*MATERIAL PROVIDED*.
■ ■ ■ ■
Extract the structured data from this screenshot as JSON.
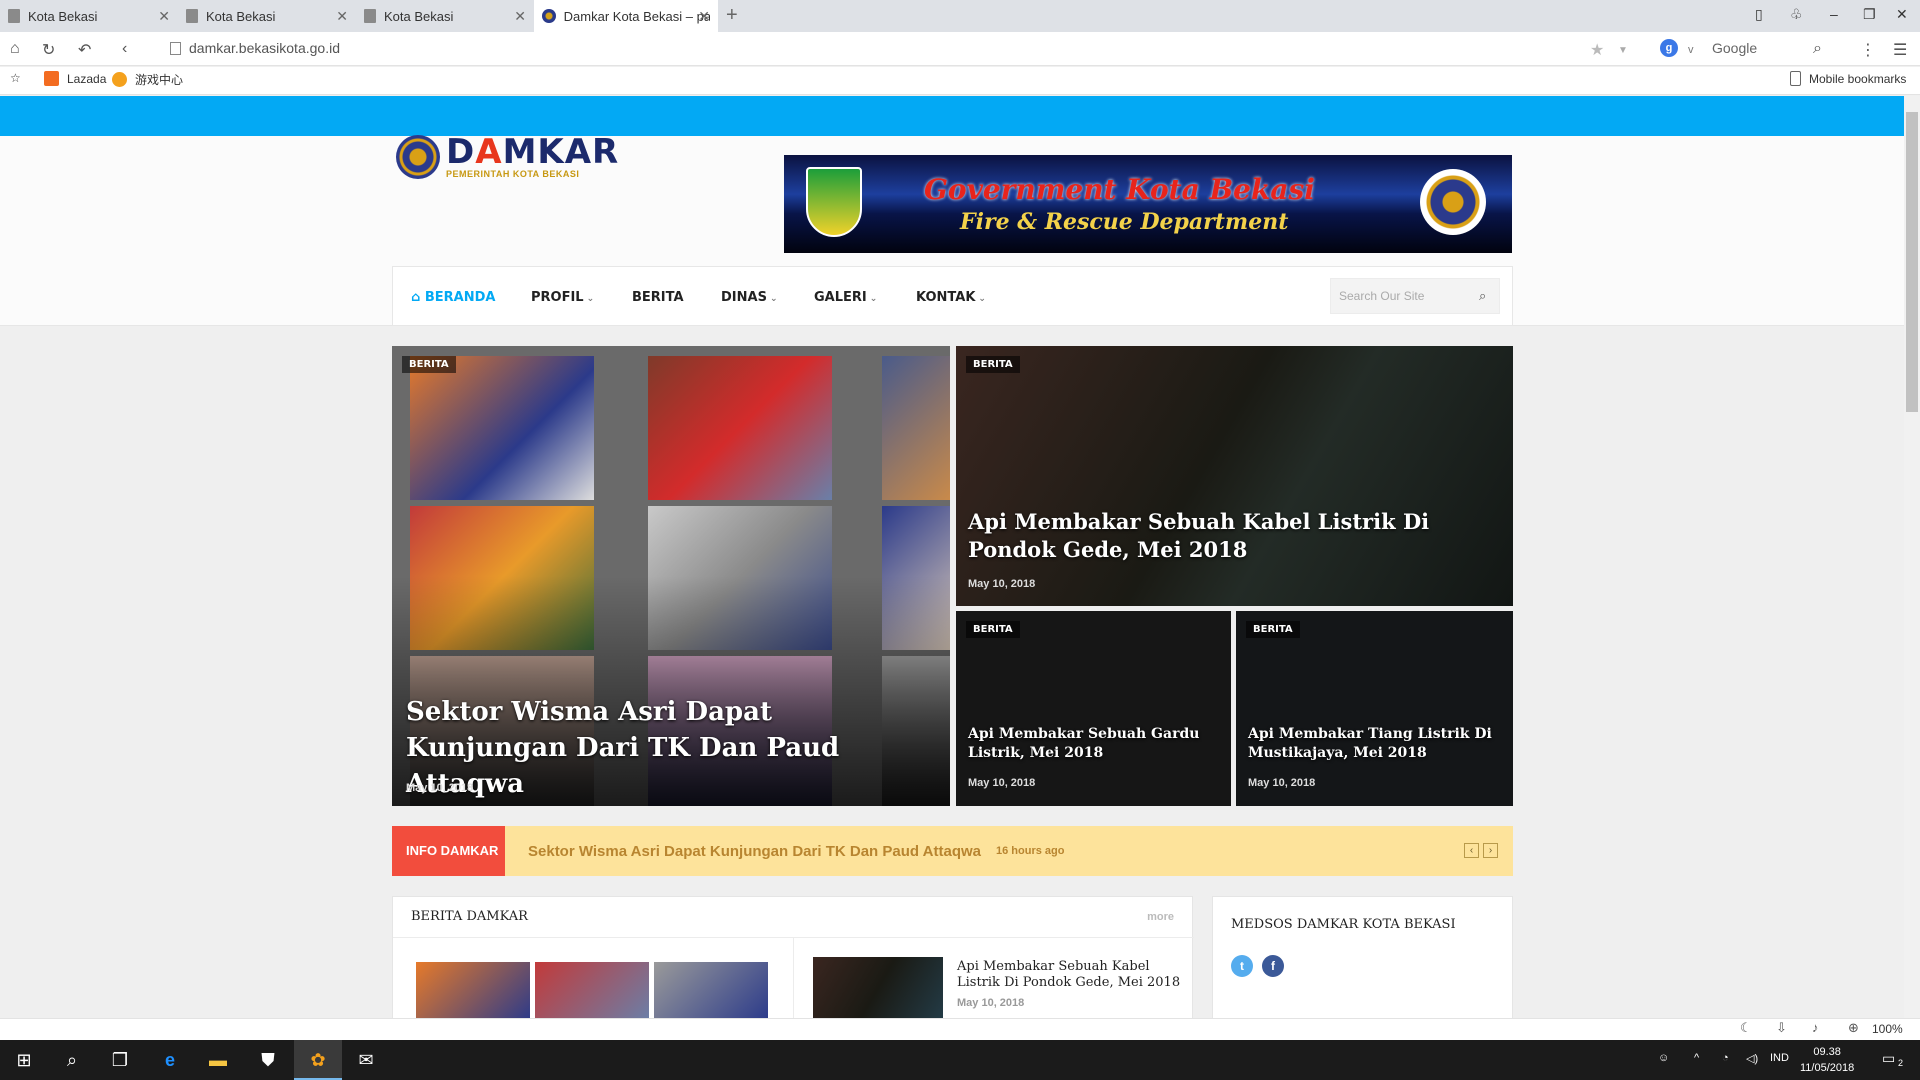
{
  "browser": {
    "tabs": [
      {
        "title": "Kota Bekasi"
      },
      {
        "title": "Kota Bekasi"
      },
      {
        "title": "Kota Bekasi"
      },
      {
        "title": "Damkar Kota Bekasi – pantang"
      }
    ],
    "url": "damkar.bekasikota.go.id",
    "search_engine": "Google",
    "bookmarks": [
      {
        "label": "Lazada"
      },
      {
        "label": "游戏中心"
      }
    ],
    "mobile_bookmarks": "Mobile bookmarks",
    "zoom": "100%"
  },
  "site": {
    "logo_title": "DAMKAR",
    "logo_subtitle": "PEMERINTAH KOTA BEKASI",
    "banner_line1": "Government Kota Bekasi",
    "banner_line2": "Fire & Rescue Department",
    "nav": [
      {
        "label": "BERANDA",
        "active": true,
        "dropdown": false
      },
      {
        "label": "PROFIL",
        "dropdown": true
      },
      {
        "label": "BERITA",
        "dropdown": false
      },
      {
        "label": "DINAS",
        "dropdown": true
      },
      {
        "label": "GALERI",
        "dropdown": true
      },
      {
        "label": "KONTAK",
        "dropdown": true
      }
    ],
    "search_placeholder": "Search Our Site",
    "featured": [
      {
        "tag": "BERITA",
        "title": "Sektor Wisma Asri Dapat Kunjungan Dari TK Dan Paud Attaqwa",
        "date": "May 10, 2018"
      },
      {
        "tag": "BERITA",
        "title": "Api Membakar Sebuah Kabel Listrik Di Pondok Gede, Mei 2018",
        "date": "May 10, 2018"
      },
      {
        "tag": "BERITA",
        "title": "Api Membakar Sebuah Gardu Listrik, Mei 2018",
        "date": "May 10, 2018"
      },
      {
        "tag": "BERITA",
        "title": "Api Membakar Tiang Listrik Di Mustikajaya, Mei 2018",
        "date": "May 10, 2018"
      }
    ],
    "ticker": {
      "label": "INFO DAMKAR",
      "text": "Sektor Wisma Asri Dapat Kunjungan Dari TK Dan Paud Attaqwa",
      "time": "16 hours ago"
    },
    "berita_panel": {
      "title": "BERITA DAMKAR",
      "more": "more",
      "item_title": "Api Membakar Sebuah Kabel Listrik Di Pondok Gede, Mei 2018",
      "item_date": "May 10, 2018"
    },
    "medsos_panel": {
      "title": "MEDSOS DAMKAR KOTA BEKASI"
    }
  },
  "taskbar": {
    "lang": "IND",
    "time": "09.38",
    "date": "11/05/2018",
    "notifications": "2"
  },
  "colors": {
    "accent": "#03a9f4",
    "ticker_label": "#f24d3d",
    "ticker_bg": "#fde39b"
  }
}
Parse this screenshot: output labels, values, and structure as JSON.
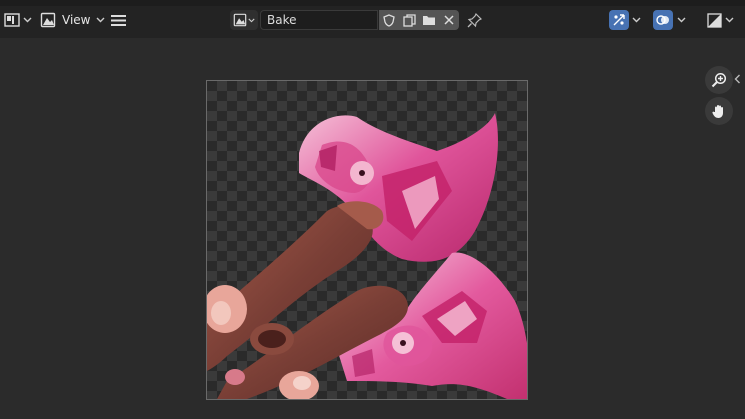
{
  "header": {
    "editor_type_icon": "image-editor-icon",
    "view_label": "View",
    "image_name": "Bake"
  },
  "icons": {
    "menu": "hamburger-icon",
    "image": "image-icon",
    "fake_user": "shield-icon",
    "duplicate": "duplicate-icon",
    "open": "folder-icon",
    "unlink": "close-icon",
    "pin": "pin-icon",
    "uv_sync": "uv-sync-icon",
    "overlays": "overlays-icon",
    "display_channels": "display-channels-icon",
    "zoom": "zoom-in-icon",
    "pan": "hand-icon",
    "sidebar_toggle": "chevron-left-icon"
  },
  "colors": {
    "accent_blue": "#4772b3",
    "texture_pink": "#e0559b",
    "texture_brown": "#7a3f36"
  }
}
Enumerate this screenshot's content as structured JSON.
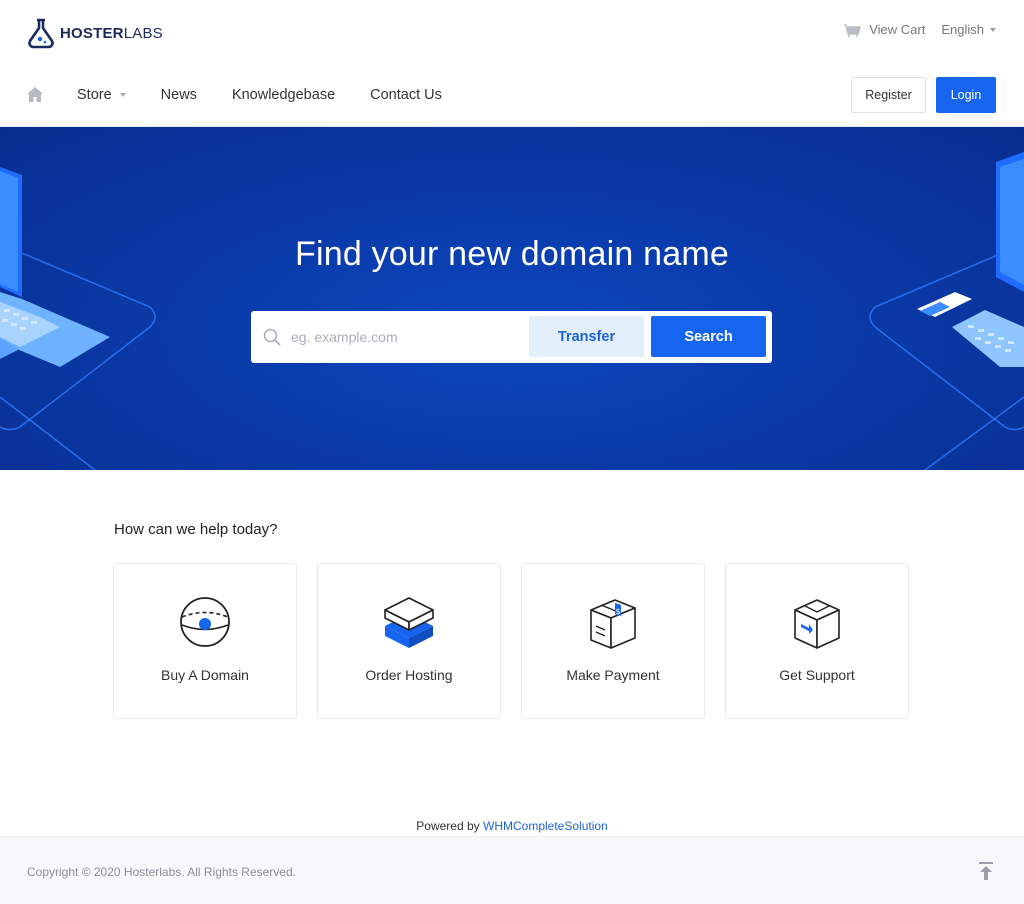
{
  "brand": {
    "name_bold": "HOSTER",
    "name_thin": "LABS"
  },
  "topbar": {
    "cart_label": "View Cart",
    "language": "English"
  },
  "nav": {
    "items": [
      {
        "label": "Store",
        "dropdown": true
      },
      {
        "label": "News",
        "dropdown": false
      },
      {
        "label": "Knowledgebase",
        "dropdown": false
      },
      {
        "label": "Contact Us",
        "dropdown": false
      }
    ],
    "register_label": "Register",
    "login_label": "Login"
  },
  "hero": {
    "title": "Find your new domain name",
    "search_placeholder": "eg. example.com",
    "transfer_label": "Transfer",
    "search_label": "Search"
  },
  "help": {
    "heading": "How can we help today?",
    "cards": [
      {
        "label": "Buy A Domain",
        "icon": "globe-icon"
      },
      {
        "label": "Order Hosting",
        "icon": "server-stack-icon"
      },
      {
        "label": "Make Payment",
        "icon": "payment-box-icon"
      },
      {
        "label": "Get Support",
        "icon": "support-box-icon"
      }
    ]
  },
  "footer": {
    "powered_prefix": "Powered by",
    "powered_link": "WHMCompleteSolution",
    "copyright": "Copyright © 2020 Hosterlabs. All Rights Reserved."
  },
  "colors": {
    "primary": "#1565f0",
    "hero_bg": "#0a3aa8",
    "brand_navy": "#1a2a5c"
  }
}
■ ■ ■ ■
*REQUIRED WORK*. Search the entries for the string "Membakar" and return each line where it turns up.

*PROBLEM SOLUTION*.
        "title": "Api Membakar Sebuah Kabel Listrik Di Pondok Gede, Mei 2018",
        "title": "Api Membakar Sebuah Gardu Listrik, Mei 2018",
        "title": "Api Membakar Tiang Listrik Di Mustikajaya, Mei 2018",
      "item_title": "Api Membakar Sebuah Kabel Listrik Di Pondok Gede, Mei 2018",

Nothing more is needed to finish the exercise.